Originally posted on January 26, 2018 by Dustin B. Denson
"Teaching is the highest form of understanding." - Aristotle
Having knowledge is good. Having understanding is better. You can know a lot of things, but never really understand them. One place you can seek understanding is through teaching.
In education, there are various stages to learning. One of the most recognized models of this is Bloom's Taxonomy. Although Bloom's places understanding closer to the bottom, it is still useful as a model. Since it also has multiple levels, for the sake of brevity, learning can be roughly divided into three stages.
The first, basic stage, is knowing something to the degree that one can list, define, recall, identify, and describe. The second, intermediate stage is knowing something to the degree that one can summarize, explain, interpret, use, apply, compare/contrast, and examine. Again, for the sake of keeping this brief, a few stages have been combined. Finally, the third, advanced level is knowing something to the degree that one can create, evaluate, plan, produce, judge, critique, and defend. It is common to use verbs when explaining the various stages of learning and Bloom's Taxonomy. As it can be seen, the depth and complexity at which something is understood increases at the various stages of learning.
What does this have to do with teaching? The connection is simple - effectively teaching something requires knowing and understanding it at the highest stage of learning possible. Teaching requires that the thing being taught has been learned well. Of course, one's ability to teach comes in degrees. The more experienced a teacher you are, the more effectively you should be at teaching something. Through teaching you will begin to understand something to the degree that you can create, evaluate, defend, synthesize, and critique (the highest level), for example, because you will have to be able to do those things to become a more effective teacher. Students will ask challenging questions that will require a teacher to think deeper to provide the answers. It is the obligation of the teacher to do the best he/she can to lead the student through the various stages of learning so that they may know and understand with as much depth and complexity as the teacher, if not more.
Consider Method Four (Dakup Y Punyo) of the Twelve Methods of Pekiti-Tirsia Kali as an example. Through teaching, one will know and understand the Dakup Y Punyo two man combat drill to the degree that one will be able to lead a student through the various stages of learning.
First, the teacher teaches the form so the student is able to execute it (recall), provide the definition of the method (define), and perhaps identify it if seeing it executed. This is the basic stage.

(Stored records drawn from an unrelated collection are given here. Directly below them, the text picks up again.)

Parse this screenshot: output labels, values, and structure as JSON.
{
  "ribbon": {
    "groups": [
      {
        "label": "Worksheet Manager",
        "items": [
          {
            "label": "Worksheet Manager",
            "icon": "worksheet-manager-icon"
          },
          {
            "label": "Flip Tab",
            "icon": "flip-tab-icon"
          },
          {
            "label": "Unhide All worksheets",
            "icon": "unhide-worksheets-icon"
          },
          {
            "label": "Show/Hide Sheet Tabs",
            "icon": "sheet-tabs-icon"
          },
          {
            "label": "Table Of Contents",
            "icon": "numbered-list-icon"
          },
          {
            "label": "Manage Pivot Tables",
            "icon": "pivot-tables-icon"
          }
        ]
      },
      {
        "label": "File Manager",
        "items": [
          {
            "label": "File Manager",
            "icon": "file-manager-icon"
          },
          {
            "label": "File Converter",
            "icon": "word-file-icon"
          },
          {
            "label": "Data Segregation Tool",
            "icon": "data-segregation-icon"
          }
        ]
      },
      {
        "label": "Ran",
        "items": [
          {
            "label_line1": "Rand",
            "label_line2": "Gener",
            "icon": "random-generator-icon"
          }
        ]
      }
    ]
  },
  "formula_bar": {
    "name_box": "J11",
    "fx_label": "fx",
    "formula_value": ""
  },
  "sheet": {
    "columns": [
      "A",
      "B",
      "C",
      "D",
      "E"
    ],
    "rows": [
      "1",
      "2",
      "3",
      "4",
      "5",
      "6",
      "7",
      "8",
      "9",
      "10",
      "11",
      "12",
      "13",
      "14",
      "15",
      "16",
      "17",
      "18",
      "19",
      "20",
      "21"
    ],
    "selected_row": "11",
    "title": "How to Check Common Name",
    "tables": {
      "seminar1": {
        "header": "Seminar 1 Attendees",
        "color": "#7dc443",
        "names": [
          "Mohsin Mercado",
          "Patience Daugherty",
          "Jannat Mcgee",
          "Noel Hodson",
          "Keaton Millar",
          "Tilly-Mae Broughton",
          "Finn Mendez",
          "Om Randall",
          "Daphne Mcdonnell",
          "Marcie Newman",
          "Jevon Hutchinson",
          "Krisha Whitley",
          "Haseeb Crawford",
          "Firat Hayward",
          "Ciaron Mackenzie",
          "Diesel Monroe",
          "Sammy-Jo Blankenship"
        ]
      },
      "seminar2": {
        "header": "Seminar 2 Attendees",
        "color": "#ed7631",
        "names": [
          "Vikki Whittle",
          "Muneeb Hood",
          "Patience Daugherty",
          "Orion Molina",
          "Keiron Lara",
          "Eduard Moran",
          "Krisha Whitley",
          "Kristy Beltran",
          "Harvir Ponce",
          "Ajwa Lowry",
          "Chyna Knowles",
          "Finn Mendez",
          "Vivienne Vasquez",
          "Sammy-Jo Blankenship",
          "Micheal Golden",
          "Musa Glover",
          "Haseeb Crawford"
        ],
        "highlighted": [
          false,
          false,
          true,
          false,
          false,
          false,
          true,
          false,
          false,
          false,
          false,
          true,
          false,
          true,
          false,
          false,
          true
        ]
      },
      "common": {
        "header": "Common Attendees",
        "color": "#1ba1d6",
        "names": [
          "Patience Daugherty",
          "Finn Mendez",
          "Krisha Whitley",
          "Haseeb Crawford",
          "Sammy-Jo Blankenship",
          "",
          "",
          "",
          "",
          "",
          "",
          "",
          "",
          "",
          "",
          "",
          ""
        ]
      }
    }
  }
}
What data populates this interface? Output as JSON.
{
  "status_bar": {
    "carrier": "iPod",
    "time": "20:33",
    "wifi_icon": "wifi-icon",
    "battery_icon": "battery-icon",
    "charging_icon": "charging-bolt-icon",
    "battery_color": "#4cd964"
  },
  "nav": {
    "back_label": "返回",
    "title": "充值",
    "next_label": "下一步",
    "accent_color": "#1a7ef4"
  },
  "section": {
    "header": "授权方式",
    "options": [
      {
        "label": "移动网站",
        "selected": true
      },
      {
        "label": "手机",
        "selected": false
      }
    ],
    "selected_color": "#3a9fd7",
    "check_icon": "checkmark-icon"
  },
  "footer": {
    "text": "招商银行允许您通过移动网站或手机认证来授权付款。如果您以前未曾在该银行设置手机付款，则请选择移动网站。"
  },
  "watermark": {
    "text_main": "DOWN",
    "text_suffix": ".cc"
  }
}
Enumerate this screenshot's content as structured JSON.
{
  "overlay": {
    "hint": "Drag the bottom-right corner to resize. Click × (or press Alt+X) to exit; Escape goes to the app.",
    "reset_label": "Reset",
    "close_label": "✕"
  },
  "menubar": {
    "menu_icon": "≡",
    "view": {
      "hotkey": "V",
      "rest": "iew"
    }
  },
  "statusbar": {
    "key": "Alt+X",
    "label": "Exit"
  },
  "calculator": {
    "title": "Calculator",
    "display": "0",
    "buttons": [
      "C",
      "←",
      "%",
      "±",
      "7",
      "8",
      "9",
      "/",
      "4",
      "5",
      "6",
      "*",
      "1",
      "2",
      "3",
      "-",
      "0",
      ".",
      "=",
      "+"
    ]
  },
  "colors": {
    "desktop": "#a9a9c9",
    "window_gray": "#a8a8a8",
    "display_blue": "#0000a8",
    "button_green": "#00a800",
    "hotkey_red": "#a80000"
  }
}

At the next stage, which is the intermediate stage, the teacher would teach the student how to perform the two man combat drill with a partner (apply), what the basic attacks are (apply) and, perhaps, teach them how it includes and combines the second and third methods (compare/contrast). This stage might also include teaching the 8 and 9 thrusting version of the drill.
Finally, at the last and most advanced stage, the teacher might teach the student how to combine the drill with other two man combat drills such as the Five Attacks flow or Segang Labo, move between the basic drill and the 8 and 9 thrusting version, and/or what the best attacks are out of the drill or how to use them in the combat flow for example.
Each of these instructional stages requires that the teacher understands what he/she is teaching very well. Through teaching - leading a student through the stages of learning - the teacher's own understanding will deepen and become more complex.
Everyone is a teacher and a learner at various stages in his/her life. It is valuable to teach in order to learn. It is also valuable to maintain a learner's mindset. This will make someone a better teacher. This will increase a teacher's understanding.